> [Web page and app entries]
——————————

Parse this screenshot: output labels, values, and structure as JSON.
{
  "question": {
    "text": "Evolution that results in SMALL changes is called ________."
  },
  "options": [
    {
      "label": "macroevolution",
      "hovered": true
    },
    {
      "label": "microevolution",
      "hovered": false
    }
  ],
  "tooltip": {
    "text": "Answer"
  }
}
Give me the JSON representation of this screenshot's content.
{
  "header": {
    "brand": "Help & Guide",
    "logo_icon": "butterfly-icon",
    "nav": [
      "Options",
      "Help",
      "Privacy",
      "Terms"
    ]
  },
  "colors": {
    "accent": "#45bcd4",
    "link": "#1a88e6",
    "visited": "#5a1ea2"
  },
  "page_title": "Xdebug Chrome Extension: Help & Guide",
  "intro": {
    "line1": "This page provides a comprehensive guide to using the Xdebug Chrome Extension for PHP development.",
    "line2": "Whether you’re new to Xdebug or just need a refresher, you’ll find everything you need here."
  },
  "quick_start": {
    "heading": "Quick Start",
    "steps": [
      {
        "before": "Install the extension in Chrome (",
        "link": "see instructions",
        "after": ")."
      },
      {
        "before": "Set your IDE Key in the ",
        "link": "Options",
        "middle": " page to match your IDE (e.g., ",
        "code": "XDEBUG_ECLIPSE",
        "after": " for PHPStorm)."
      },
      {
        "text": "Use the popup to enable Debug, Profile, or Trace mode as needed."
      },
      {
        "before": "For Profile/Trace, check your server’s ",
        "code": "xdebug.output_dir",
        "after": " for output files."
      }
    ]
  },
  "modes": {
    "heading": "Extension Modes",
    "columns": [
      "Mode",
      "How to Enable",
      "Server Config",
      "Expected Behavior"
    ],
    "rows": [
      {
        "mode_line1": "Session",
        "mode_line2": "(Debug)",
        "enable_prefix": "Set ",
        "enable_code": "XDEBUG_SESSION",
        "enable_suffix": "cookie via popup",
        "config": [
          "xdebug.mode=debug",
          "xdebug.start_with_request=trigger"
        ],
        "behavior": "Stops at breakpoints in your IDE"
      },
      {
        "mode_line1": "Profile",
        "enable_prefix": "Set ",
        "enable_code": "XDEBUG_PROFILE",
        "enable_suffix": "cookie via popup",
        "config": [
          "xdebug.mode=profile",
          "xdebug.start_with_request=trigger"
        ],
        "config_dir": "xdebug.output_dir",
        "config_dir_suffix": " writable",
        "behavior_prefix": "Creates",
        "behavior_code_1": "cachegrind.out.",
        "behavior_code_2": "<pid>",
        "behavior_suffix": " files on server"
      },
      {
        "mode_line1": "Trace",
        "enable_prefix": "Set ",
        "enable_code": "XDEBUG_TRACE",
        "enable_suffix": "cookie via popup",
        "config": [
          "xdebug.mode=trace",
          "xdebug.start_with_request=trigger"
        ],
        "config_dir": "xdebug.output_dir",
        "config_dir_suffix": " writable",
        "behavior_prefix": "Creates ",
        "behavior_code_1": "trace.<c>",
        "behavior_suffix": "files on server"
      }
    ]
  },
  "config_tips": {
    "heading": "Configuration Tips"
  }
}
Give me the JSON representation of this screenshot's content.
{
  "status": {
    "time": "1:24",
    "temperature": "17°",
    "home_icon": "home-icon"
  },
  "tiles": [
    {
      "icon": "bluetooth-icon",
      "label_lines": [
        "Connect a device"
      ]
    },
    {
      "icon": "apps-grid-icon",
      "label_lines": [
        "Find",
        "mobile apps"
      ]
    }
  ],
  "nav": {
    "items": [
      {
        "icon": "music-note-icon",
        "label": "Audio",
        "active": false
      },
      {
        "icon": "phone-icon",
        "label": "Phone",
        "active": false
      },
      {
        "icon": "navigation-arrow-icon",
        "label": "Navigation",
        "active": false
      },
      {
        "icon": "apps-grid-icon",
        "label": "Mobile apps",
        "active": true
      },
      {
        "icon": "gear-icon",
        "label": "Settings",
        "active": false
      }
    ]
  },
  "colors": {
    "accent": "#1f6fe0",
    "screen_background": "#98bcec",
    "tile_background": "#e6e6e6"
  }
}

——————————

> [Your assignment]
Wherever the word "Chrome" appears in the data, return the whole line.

> [Answer below]
  "page_title": "Xdebug Chrome Extension: Help & Guide",
    "line1": "This page provides a comprehensive guide to using the Xdebug Chrome Extension for PHP development.",
        "before": "Install the extension in Chrome (",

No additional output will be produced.